Jones's theatre career began at The University of Texas at Austin where the theatre department was first class and where he met his most influential mentor.

(1.Quotes and a lot of information from The Fantasticks:How It All Began by Donald C. Farber and Robert Viagas an excellent book for fanatic Fantasticks fans)

Tuesday, March 29, 2011

What's Up with that "K" ?

The Fantasticks actually began life as a long worked on script called Joy Comes to Dead Horse a full blown musical in the Rodger's and Hammerstein style. Jones and Schmidt had worked on the script for years. They were challenged by director Word Baker to finish the script in 3 weeks with a promise of a performance in 3 weeks hence (more on that later).

The inspiration for the musical was Rostand's (of Cyrano de Bergerac fame) Les Romanesques. The more commonly used title was The Romancers.
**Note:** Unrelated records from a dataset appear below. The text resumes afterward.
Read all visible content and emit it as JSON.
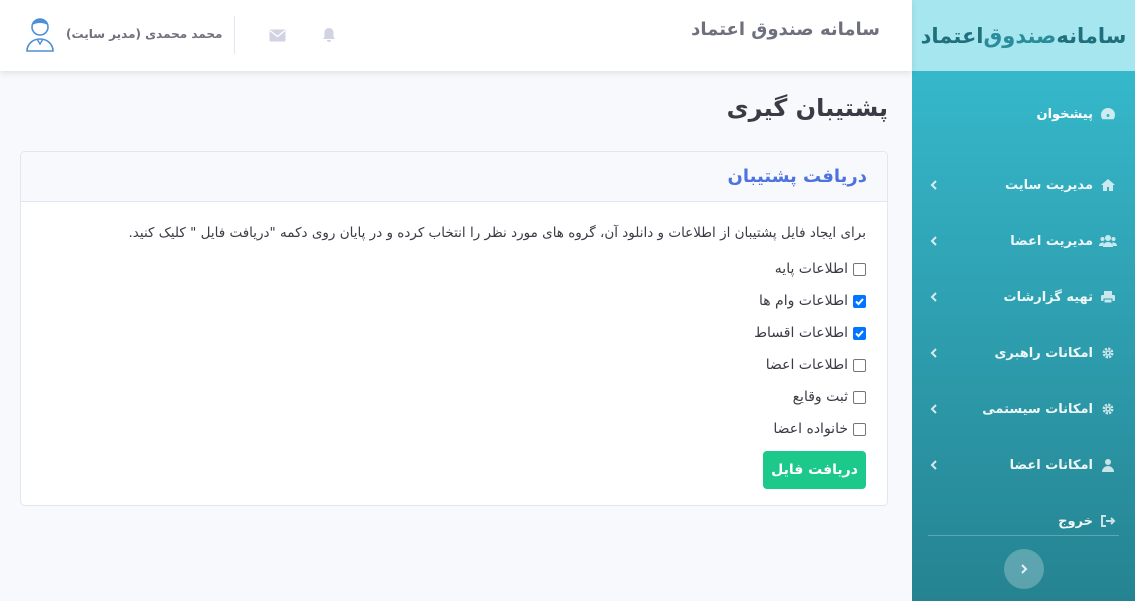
{
  "brand": {
    "part1": "سامانه",
    "part2": "صندوق",
    "part3": "اعتماد"
  },
  "topbar": {
    "site_title": "سامانه صندوق اعتماد",
    "user_name": "محمد محمدی (مدیر سایت)"
  },
  "sidebar": {
    "items": [
      {
        "label": "پیشخوان",
        "icon": "dashboard-icon",
        "has_children": false
      },
      {
        "label": "مدیریت سایت",
        "icon": "home-icon",
        "has_children": true
      },
      {
        "label": "مدیریت اعضا",
        "icon": "users-icon",
        "has_children": true
      },
      {
        "label": "تهیه گزارشات",
        "icon": "print-icon",
        "has_children": true
      },
      {
        "label": "امکانات راهبری",
        "icon": "gear-icon",
        "has_children": true
      },
      {
        "label": "امکانات سیستمی",
        "icon": "gear-icon",
        "has_children": true
      },
      {
        "label": "امکانات اعضا",
        "icon": "user-icon",
        "has_children": true
      },
      {
        "label": "خروج",
        "icon": "sign-out-icon",
        "has_children": false
      }
    ]
  },
  "main": {
    "page_title": "پشتیبان گیری",
    "card_title": "دریافت پشتیبان",
    "instructions": "برای ایجاد فایل پشتیبان از اطلاعات و دانلود آن، گروه های مورد نظر را انتخاب کرده و در پایان روی دکمه \"دریافت فایل \" کلیک کنید.",
    "options": [
      {
        "label": "اطلاعات پایه",
        "checked": false
      },
      {
        "label": "اطلاعات وام ها",
        "checked": true
      },
      {
        "label": "اطلاعات اقساط",
        "checked": true
      },
      {
        "label": "اطلاعات اعضا",
        "checked": false
      },
      {
        "label": "ثبت وقایع",
        "checked": false
      },
      {
        "label": "خانواده اعضا",
        "checked": false
      }
    ],
    "download_button": "دریافت فایل"
  },
  "colors": {
    "sidebar_top": "#36b9cc",
    "sidebar_bottom": "#258391",
    "brand_bg": "#a6e6ef",
    "card_title": "#4e73df",
    "button": "#1cc88a",
    "checkbox_checked": "#0075ff"
  }
}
George Fleming, however, named her 1900 version The Fantasticks, literally translated a "romanesque" or one who is romantic.

Fleming added the extra "K" . It added a bit of whimsy and a sense of the plays spirit.

Harvey Scmidt was delighted by the discovery of this "new" title and as a graphic artist liked the way it looked. That extra tall letter near the end of the word "acted to frame the word squarely instead of letting it slope away."

So there it is; the birth of a title.

"Children! Lovers! Fantasticks!"

Welcome to the fantastic blog of The Fantasticks. Everything you always wanted to know about the show will be found here. I also hope it will be a place for the cast to visit to feel connected to the show while we patiently wait until rehearsals begin.

ITEM - One Fantastick Cast

(photo from UT Austin's production)

El Gallo..........Chad DeKatch
Matt...............Christopher Robinson

Luisa..............Betsy Bledsoe
Bellomy.........Brittane Rowe
Hucklebee.....Leslie Hull
Henry............Mark Bethea
Mortimer......Nicholas Dressel
Mute.............Claudia Dibbs